Joni Daniels

Succeed with the Boss

Once upon a time (also known as the ‘old days’), companies operated from the top down. The boss told you what to do and you did it. Today, professionals are encouraged to show initiative and many don’t wait for the boss to make a decision or provide direction. With the pressures and constraints the boss is working with in our ‘get  done more with less’ workplace, workers need to work together with their boss, not simply for their boss.

What that requires from employees at every level is a skill set that allows them to manage the boss effectively. Effective communication is an essential part of managing another person. It doesn’t matter whether you are managing down, laterally, or up, and your organizational level won’t matter that much either. Managing a boss requires understanding the world in which they operate, their needs as an individual, their strengths and weaknesses, and the pressures and constraints they deal with on the job.

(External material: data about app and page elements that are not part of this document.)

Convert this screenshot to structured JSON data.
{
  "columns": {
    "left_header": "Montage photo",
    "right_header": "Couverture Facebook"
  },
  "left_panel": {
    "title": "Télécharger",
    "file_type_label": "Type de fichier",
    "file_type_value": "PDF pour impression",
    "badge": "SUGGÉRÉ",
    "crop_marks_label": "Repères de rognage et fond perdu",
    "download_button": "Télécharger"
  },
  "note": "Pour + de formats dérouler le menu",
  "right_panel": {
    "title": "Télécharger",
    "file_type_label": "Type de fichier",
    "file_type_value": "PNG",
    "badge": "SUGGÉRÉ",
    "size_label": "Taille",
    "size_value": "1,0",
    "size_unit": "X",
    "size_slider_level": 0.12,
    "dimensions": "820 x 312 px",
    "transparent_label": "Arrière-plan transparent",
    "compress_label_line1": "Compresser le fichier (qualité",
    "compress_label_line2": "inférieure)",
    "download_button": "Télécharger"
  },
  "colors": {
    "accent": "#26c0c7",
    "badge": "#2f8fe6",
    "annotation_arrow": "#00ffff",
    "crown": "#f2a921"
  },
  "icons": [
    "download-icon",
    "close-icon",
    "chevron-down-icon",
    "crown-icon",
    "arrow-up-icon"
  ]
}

I provide one-on-one consulting with people who are work with a boss they find especially challenging. One client told me that in 25 years of work, they had never encountered this situation before. My response was “And now you have.” No matter how long you’ve been a professional, how old you are, or how varied you life experiences – there can be times when a new person or situation encountered can create a hurdle. It can be frustrating. It can even create anger, fear, or resentment. But wishing for things (them!) to be different is a poor strategy won’t create a satisfactory solution.

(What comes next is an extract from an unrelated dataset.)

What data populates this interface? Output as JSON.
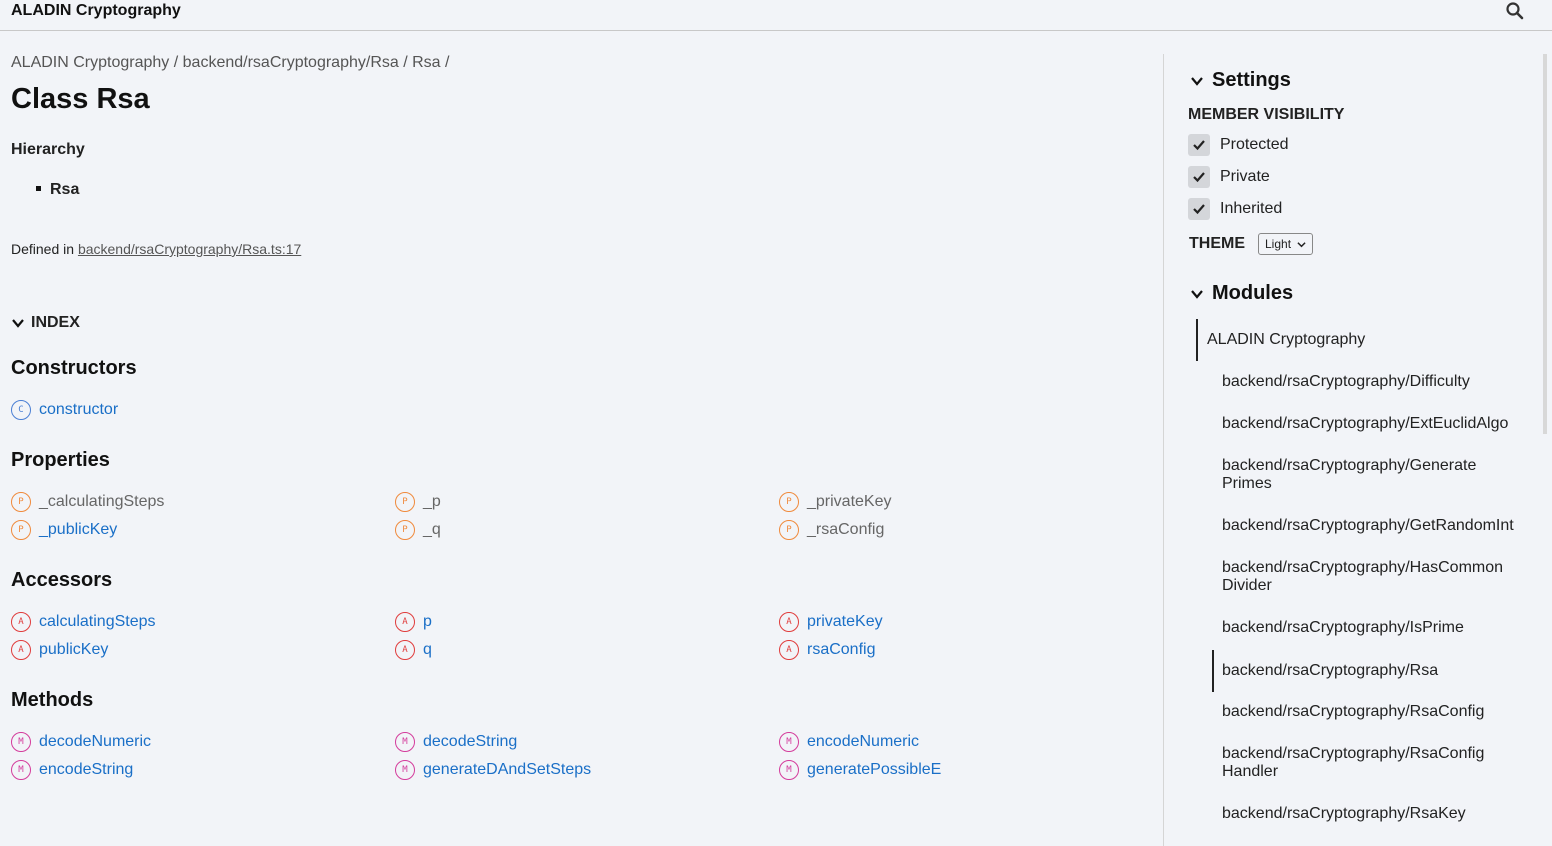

Some ideas about how can you develop this essential skill set and manage your boss more successfully:

To manage a boss successfully, the first step is to stop hoping for them to be a different person.